Researchers: No more ice cover on the Great Lakes
In another sign that spring has returned in Michigan, the Great Lakes are now ice-free — having cleared out enough to rank among the top 20 earliest thaws in the last 45 years, researchers said Wednesday.
The findings were reviewed by the Ann Arbor-based Great Lakes Environmental Research Laboratory, which is tied to the National Oceanic and Atmospheric Administration. Scientists there have been studying ice cover and related phenomena for decades.
According to the group’s Great Lakes Surface Environmental Analysis, “the #GreatLakes were officially ice-free as of Sunday!!! 11th earliest ice-out in the last 45 years,” researchers tweeted.
Data that scientists compiled going back to the early 1970s show the Great Lakes typically have averaged measurable ice cover through late April or early May.
For the 2015-16 winter season, ice cover was last measured on May 5, when 0.09 percent of the basin sported it, according to the data.
Ice cover has been reported as late as May 31 (in 2003) but gone — at 0 percent — as early as April 6 (in 1987), the figures show.

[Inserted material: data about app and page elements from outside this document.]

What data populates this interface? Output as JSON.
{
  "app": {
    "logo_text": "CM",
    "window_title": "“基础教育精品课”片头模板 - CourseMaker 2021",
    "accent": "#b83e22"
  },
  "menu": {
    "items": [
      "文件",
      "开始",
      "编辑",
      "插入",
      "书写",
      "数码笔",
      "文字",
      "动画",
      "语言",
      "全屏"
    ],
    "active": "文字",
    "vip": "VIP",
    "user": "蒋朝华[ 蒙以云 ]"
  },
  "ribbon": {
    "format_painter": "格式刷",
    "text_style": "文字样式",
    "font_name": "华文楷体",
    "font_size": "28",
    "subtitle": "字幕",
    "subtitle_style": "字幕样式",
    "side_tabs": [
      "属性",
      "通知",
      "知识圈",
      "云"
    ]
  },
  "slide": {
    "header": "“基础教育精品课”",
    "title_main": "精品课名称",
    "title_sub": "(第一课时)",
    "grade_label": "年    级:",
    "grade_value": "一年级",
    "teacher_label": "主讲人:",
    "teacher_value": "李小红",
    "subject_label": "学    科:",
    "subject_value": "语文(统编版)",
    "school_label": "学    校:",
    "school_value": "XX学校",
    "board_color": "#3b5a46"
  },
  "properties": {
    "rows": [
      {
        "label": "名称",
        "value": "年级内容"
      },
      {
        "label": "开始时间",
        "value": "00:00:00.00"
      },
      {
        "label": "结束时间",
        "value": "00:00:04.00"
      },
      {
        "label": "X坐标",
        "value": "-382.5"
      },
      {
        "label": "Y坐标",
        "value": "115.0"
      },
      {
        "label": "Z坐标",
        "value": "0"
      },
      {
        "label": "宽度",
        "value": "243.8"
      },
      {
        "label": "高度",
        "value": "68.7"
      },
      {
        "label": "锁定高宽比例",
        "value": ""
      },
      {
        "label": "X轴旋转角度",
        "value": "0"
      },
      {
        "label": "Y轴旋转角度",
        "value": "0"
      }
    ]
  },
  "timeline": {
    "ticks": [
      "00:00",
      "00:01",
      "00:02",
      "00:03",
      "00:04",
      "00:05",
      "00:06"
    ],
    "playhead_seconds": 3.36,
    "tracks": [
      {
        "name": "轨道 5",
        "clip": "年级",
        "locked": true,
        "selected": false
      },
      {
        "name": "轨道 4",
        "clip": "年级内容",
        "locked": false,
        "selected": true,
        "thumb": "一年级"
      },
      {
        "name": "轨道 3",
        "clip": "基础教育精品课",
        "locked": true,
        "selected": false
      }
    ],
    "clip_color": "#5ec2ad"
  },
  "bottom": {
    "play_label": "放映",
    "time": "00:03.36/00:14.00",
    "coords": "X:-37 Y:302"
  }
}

As recently as 2012, the lakes cleared by April 11.
The information was released the same day Detroit Metro Airport recorded a high of 77 — 14 degrees above average for the date, according to the National Weather Service.

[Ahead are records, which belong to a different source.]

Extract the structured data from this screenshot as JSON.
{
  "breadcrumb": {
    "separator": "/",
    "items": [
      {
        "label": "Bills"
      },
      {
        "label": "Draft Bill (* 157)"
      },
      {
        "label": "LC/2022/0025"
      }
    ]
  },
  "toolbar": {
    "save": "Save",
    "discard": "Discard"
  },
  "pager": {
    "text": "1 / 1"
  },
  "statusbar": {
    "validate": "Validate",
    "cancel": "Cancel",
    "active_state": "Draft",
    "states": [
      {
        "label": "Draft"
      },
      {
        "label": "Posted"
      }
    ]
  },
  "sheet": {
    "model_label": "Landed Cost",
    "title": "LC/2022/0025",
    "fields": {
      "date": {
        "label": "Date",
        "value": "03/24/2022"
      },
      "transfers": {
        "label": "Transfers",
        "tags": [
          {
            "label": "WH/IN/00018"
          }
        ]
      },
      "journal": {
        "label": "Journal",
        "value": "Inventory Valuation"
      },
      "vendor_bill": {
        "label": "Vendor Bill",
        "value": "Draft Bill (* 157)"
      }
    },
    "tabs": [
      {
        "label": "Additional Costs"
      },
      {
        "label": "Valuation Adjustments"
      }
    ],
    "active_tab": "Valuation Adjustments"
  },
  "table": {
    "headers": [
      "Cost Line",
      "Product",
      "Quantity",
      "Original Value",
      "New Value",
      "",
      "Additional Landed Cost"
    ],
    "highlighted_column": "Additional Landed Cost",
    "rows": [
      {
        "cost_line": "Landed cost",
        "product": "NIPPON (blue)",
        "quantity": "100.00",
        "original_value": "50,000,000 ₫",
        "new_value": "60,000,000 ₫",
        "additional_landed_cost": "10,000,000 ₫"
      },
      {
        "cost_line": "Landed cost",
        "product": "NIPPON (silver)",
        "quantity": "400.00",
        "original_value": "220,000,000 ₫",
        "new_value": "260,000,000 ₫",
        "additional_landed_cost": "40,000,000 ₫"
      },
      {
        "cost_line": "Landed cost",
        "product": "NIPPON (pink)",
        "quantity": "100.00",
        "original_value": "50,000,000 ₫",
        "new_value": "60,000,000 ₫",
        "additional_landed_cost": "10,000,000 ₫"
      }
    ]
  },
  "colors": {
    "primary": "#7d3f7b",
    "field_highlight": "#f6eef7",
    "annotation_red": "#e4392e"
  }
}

The thermometer is set to top out in the 70s again on Thursday, when the forecast calls for a chance of showers and thunderstorms.